::: Input data :::
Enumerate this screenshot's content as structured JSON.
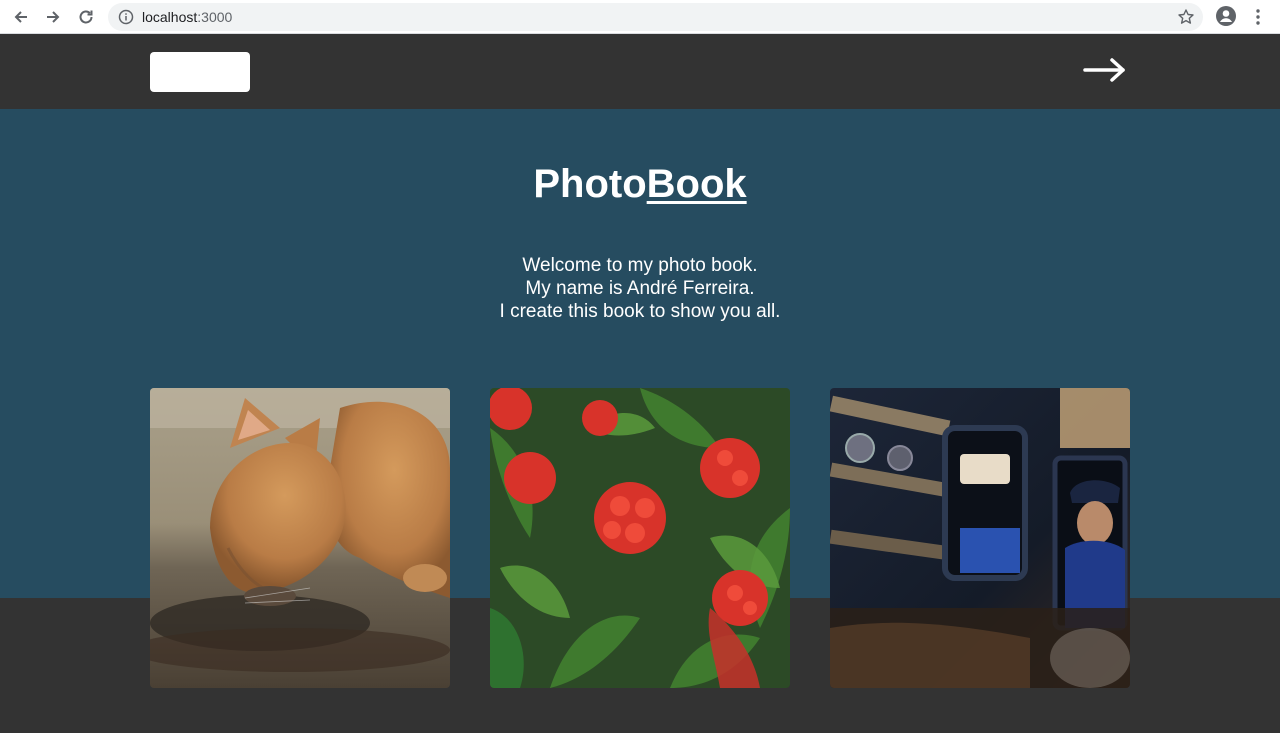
{
  "browser": {
    "url_host": "localhost",
    "url_port": ":3000",
    "icons": [
      "back-icon",
      "forward-icon",
      "reload-icon",
      "info-icon",
      "star-icon",
      "profile-icon",
      "kebab-menu-icon"
    ]
  },
  "header": {
    "next_icon": "arrow-right-icon"
  },
  "hero": {
    "title_part1": "Photo",
    "title_part2": "Book",
    "welcome_lines": [
      "Welcome to my photo book.",
      "My name is André Ferreira.",
      "I create this book to show you all."
    ]
  },
  "colors": {
    "header_bg": "#333333",
    "hero_bg": "#264c60",
    "text": "#ffffff"
  }
}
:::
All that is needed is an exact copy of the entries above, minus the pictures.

Enumerate this screenshot's content as structured JSON.
{
  "browser": {
    "url_host": "localhost",
    "url_port": ":3000",
    "icons": [
      "back-icon",
      "forward-icon",
      "reload-icon",
      "info-icon",
      "star-icon",
      "profile-icon",
      "kebab-menu-icon"
    ]
  },
  "header": {
    "next_icon": "arrow-right-icon"
  },
  "hero": {
    "title_part1": "Photo",
    "title_part2": "Book",
    "welcome_lines": [
      "Welcome to my photo book.",
      "My name is André Ferreira.",
      "I create this book to show you all."
    ]
  },
  "colors": {
    "header_bg": "#333333",
    "hero_bg": "#264c60",
    "text": "#ffffff"
  }
}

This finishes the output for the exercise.